Required work: For the entries below, how many lines include the word "html"? Give the figure and nothing more.

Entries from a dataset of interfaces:
____________

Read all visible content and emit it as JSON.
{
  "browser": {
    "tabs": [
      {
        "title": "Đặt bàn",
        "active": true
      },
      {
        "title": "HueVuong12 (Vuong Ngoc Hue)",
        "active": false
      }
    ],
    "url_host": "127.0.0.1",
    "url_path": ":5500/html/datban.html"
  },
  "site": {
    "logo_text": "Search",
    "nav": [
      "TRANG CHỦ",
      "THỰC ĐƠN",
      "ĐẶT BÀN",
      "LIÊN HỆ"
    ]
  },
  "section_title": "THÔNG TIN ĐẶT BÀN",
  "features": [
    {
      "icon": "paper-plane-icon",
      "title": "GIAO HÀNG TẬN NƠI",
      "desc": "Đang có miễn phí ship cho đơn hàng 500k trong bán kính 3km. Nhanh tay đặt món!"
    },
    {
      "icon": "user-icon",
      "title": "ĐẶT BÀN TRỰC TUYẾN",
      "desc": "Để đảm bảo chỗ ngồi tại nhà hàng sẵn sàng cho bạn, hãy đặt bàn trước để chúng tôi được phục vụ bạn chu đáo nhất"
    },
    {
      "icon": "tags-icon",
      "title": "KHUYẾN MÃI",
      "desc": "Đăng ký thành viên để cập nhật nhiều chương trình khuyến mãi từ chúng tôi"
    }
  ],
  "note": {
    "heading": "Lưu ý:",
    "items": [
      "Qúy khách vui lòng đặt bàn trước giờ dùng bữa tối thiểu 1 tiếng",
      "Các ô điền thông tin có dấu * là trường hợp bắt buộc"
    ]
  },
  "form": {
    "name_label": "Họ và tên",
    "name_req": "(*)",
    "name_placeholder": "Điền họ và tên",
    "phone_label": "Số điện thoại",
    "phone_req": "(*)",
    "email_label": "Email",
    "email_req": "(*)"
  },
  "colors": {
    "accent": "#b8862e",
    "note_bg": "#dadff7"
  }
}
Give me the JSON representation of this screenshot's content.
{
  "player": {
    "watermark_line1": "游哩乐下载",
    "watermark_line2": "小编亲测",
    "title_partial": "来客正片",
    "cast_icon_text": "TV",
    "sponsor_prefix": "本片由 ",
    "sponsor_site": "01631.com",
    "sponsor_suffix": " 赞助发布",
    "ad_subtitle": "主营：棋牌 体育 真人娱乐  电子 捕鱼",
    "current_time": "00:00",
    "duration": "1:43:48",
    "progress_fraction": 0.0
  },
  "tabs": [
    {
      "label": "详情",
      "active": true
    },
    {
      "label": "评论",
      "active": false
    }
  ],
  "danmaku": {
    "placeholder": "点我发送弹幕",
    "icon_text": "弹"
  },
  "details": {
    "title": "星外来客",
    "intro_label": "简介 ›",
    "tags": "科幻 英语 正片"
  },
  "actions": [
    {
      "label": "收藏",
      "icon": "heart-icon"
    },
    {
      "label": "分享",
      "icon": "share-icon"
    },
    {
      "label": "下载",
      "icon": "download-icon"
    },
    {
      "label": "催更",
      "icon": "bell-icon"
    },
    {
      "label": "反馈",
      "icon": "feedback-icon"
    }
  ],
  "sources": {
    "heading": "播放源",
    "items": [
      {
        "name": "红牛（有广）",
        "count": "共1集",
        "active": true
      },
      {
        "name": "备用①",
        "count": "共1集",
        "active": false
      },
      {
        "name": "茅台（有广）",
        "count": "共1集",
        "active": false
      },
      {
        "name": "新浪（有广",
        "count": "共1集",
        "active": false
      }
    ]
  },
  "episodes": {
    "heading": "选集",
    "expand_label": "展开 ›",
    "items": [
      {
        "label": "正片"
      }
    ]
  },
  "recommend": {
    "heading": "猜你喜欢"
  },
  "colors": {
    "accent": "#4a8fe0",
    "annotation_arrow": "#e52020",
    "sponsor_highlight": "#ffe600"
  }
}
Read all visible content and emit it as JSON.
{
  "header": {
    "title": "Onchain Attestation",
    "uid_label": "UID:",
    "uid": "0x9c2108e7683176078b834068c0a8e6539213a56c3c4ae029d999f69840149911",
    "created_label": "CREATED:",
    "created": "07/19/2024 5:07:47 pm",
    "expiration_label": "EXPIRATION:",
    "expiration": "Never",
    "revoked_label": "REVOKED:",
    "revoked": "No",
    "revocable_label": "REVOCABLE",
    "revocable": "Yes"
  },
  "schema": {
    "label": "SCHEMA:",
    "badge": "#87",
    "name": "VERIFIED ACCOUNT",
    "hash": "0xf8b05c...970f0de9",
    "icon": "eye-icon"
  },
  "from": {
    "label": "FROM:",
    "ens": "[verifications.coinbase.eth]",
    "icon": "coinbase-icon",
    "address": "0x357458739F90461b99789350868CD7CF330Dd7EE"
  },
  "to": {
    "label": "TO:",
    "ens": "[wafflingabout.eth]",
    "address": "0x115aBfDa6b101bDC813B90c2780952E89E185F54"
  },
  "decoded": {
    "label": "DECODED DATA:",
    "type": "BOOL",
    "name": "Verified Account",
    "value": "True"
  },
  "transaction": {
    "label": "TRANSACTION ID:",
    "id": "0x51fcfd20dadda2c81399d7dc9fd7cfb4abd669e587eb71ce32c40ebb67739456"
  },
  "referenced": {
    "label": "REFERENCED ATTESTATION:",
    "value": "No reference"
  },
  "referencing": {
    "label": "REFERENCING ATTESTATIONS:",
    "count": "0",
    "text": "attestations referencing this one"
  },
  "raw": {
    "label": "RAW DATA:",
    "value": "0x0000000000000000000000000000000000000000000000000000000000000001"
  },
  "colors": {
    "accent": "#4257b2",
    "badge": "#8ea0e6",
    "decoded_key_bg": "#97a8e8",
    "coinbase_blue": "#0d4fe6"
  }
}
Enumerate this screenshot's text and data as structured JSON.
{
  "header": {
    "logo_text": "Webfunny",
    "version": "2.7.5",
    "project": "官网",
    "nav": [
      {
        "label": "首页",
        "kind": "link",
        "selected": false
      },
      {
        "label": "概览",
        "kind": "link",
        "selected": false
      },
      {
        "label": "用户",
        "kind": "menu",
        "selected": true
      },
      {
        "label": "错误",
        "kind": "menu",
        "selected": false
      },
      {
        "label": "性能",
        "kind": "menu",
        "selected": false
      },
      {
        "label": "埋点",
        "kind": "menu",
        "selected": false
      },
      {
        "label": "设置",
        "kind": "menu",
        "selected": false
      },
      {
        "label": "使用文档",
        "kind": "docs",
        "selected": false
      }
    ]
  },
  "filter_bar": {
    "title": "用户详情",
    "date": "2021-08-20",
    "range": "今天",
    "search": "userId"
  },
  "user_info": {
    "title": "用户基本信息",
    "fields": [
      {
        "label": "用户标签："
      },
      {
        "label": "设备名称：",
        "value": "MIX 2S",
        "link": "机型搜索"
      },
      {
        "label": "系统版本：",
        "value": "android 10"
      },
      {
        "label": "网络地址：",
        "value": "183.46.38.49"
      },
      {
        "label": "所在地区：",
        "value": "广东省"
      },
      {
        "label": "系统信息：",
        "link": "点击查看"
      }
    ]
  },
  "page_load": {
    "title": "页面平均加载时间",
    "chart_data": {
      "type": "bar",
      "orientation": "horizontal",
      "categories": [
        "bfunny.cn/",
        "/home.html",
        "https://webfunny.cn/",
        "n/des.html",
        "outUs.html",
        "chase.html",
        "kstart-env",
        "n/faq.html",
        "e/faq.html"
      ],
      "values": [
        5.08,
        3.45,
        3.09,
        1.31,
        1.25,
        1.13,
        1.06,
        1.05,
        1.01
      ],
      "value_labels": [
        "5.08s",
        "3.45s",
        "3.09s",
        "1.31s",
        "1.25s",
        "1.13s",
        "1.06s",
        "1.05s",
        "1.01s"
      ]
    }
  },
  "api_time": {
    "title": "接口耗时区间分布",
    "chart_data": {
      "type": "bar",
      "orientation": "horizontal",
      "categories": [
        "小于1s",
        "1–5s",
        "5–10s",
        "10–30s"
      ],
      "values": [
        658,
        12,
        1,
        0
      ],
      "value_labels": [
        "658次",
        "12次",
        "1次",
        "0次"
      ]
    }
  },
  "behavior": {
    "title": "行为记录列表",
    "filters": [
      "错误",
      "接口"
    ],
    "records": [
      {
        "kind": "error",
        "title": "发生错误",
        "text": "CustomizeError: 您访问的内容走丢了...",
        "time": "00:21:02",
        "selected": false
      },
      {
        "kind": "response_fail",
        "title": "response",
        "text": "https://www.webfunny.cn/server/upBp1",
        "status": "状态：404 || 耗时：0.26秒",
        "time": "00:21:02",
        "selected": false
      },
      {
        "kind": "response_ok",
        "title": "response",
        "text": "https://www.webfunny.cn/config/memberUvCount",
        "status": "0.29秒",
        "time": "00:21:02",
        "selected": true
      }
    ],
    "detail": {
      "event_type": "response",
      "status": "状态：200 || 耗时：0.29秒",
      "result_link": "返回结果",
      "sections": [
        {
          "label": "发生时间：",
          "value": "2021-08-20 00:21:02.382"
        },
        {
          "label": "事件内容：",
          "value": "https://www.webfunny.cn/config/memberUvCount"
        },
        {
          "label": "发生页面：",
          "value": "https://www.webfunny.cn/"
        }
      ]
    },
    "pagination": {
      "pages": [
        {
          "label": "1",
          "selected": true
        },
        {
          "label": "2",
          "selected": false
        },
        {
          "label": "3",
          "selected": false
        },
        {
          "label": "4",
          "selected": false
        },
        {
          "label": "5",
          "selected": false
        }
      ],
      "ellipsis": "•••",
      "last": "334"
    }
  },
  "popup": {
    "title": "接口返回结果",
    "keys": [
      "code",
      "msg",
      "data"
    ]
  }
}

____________

Result: 7